Cars in California, Federal "True Lender" Rule
Yesterday, Illinois Gov. JB Pritzker signed the Predatory Loan Prevention Act into Law. The legislation would cap interest rates on payday and other small dollar loans at 36%.
Here’s more on the move that will take a bite out of legalized loan sharking:
Consumer advocates have been pushing for the change. In fact, the Woodstock Institute recently released a report highlighting the economic advantages of the new law. Among them, the creation of jobs and the return of millions of consumer dollars to local economies.
The Predatory Loan Prevention Act (SB 1792), would directly address long-standing inequities by prohibiting lenders from charging more than 36 percent APR (annual percentage rate) on consumer loans. High-cost, small-dollar loans heighten the racial wealth gap, and stopping high interest payday lending is a significant step toward immediate relief for consumers.

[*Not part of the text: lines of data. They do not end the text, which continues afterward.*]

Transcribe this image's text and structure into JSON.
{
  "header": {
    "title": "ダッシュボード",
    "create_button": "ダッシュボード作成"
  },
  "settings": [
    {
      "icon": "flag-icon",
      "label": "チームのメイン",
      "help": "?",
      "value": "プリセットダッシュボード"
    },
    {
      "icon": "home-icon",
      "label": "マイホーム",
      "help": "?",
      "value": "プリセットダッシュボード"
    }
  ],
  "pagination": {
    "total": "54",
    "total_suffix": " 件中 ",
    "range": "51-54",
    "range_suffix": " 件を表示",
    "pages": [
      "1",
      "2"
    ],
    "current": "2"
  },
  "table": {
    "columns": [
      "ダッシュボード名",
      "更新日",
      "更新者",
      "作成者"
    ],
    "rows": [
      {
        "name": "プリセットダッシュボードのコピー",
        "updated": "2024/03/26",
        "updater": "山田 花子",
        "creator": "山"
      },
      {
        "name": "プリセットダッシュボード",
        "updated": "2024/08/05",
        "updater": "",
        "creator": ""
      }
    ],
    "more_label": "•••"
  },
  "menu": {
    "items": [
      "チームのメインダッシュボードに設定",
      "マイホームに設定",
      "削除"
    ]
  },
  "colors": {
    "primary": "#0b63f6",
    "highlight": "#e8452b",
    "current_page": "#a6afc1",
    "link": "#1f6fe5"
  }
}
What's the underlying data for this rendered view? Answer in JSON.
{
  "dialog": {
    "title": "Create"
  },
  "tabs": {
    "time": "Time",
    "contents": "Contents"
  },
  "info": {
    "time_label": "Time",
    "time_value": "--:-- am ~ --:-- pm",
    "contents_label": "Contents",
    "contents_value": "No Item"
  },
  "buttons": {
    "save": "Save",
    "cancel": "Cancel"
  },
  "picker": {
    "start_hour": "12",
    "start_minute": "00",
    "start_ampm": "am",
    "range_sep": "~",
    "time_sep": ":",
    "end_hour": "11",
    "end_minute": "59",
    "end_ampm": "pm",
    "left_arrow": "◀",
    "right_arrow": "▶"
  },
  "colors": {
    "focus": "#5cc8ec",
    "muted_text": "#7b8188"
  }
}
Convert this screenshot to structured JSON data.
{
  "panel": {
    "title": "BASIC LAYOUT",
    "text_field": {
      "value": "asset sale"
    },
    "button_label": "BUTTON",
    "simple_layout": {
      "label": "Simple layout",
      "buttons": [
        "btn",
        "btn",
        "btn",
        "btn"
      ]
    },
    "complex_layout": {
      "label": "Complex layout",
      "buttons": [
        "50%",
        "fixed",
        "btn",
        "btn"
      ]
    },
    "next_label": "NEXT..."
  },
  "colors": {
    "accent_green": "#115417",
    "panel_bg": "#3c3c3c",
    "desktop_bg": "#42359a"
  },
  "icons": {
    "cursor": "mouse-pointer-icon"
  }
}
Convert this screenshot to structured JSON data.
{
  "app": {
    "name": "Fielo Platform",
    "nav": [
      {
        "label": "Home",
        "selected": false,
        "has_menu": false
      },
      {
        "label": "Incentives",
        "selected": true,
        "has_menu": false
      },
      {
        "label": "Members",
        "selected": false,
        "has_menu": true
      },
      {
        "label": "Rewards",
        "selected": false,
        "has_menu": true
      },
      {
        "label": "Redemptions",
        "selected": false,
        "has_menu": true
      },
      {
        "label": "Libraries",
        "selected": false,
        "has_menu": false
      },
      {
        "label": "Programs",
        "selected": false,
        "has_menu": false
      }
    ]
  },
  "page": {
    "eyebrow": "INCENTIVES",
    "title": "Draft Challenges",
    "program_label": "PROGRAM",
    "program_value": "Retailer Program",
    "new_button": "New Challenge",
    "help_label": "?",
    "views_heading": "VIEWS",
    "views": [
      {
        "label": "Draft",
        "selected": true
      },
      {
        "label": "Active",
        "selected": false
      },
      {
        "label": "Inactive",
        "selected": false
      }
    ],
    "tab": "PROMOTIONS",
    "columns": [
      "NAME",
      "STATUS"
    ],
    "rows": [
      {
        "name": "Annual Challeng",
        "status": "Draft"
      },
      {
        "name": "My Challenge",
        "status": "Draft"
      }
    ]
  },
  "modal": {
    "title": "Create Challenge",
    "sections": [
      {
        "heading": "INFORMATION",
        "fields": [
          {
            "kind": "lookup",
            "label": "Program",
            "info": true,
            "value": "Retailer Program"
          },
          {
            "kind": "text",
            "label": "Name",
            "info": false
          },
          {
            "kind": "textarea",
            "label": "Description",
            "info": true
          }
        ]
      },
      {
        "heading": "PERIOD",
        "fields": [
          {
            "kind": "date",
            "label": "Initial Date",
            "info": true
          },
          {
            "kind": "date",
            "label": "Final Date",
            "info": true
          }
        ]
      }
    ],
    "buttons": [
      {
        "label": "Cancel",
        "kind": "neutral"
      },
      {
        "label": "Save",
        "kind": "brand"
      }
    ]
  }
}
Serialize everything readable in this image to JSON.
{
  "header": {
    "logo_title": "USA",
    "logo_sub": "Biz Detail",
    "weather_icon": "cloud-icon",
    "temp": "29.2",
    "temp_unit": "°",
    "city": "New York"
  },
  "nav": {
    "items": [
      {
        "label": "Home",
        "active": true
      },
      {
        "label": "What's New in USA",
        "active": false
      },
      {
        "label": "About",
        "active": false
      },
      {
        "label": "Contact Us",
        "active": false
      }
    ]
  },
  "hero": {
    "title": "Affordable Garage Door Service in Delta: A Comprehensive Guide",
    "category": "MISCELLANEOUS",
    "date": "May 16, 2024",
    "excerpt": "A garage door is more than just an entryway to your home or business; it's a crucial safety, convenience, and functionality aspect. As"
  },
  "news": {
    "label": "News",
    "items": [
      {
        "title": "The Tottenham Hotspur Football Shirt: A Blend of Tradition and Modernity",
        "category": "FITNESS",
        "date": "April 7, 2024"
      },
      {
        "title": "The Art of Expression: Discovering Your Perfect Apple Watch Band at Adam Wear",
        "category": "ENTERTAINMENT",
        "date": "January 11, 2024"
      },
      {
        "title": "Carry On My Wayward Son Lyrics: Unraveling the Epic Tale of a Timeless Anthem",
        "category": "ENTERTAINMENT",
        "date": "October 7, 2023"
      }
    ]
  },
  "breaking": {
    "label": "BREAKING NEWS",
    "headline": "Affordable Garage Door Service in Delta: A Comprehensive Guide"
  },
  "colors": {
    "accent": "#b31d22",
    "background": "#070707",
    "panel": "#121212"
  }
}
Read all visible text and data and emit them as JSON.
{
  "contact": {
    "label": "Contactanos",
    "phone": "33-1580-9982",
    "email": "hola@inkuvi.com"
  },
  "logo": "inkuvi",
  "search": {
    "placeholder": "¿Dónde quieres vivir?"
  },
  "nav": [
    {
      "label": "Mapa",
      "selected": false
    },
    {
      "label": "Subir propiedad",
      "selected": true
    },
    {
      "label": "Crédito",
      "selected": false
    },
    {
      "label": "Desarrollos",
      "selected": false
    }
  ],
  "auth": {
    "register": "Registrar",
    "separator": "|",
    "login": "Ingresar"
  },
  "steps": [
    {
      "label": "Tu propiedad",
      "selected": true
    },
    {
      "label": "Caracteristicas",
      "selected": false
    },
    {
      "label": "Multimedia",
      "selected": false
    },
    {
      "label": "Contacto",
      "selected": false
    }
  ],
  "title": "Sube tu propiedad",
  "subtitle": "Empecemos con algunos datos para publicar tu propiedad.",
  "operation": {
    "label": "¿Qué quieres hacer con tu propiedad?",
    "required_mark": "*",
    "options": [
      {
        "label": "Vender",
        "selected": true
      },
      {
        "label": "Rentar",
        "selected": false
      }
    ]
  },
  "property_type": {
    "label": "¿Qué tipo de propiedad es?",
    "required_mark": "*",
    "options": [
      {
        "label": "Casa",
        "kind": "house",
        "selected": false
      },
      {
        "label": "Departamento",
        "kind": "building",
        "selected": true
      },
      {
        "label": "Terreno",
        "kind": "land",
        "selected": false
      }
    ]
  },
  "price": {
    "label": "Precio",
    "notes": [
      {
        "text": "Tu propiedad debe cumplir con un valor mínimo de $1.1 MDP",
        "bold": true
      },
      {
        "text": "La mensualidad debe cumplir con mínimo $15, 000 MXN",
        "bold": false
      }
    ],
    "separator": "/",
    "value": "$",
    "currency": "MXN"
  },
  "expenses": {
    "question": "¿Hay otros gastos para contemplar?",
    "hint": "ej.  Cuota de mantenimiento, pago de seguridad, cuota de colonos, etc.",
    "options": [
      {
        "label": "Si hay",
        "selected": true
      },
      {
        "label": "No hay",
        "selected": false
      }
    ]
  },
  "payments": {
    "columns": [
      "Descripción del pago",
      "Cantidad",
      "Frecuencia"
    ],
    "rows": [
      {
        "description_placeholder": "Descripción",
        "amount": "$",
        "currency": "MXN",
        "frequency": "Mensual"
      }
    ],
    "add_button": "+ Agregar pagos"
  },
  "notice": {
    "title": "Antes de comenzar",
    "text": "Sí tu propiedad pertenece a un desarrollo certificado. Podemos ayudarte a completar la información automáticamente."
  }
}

In Illinois, the average APR on a payday loan is 297 percent, and the average APR on a title loan is 179 percent. While the existing federal law already protects active-duty military with a 36 percent APR cap, this legislation would extend the same protection to Illinois veterans and all other consumers.
Meanwhile, more than 300 consumer groups from across the country are urging Congress to repeal a Trump-era rule that allows payday lenders to evade state rate caps like the one just signed into law in Illinois:
“Congress must act to overturn this dangerous rule that will unleash predatory lending in all 50 states. Predatory lenders prey on veterans, small businesses, and communities of color, luring them into harmful loans that strip these consumers of hard-earned capital. Congress can, and should, stop these lenders by overturning the ‘fake lender’ rule,” said Rachel Gittleman, Financial Services Outreach Manager with Consumer Federation of America.
Turning to insurance, California’s Commissioner of Insurance has issued new rules that will level the playing field for blue collar workers who face discrimination in auto insurance pricing:
“Group insurance discounts are meant to empower consumers who purchase their car insurance through a group to which they belong, but some insurance companies have deformed this idea into discriminating against safe drivers in lower-wage occupations,” said J. Robert Hunter, CFA Insurance Director and former Texas Insurance Commissioner. “The draft regulations will stop insurance companies from punishing Californians who don’t have the right job title, while strengthening the ability of consumers to band together and get cheaper coverage.”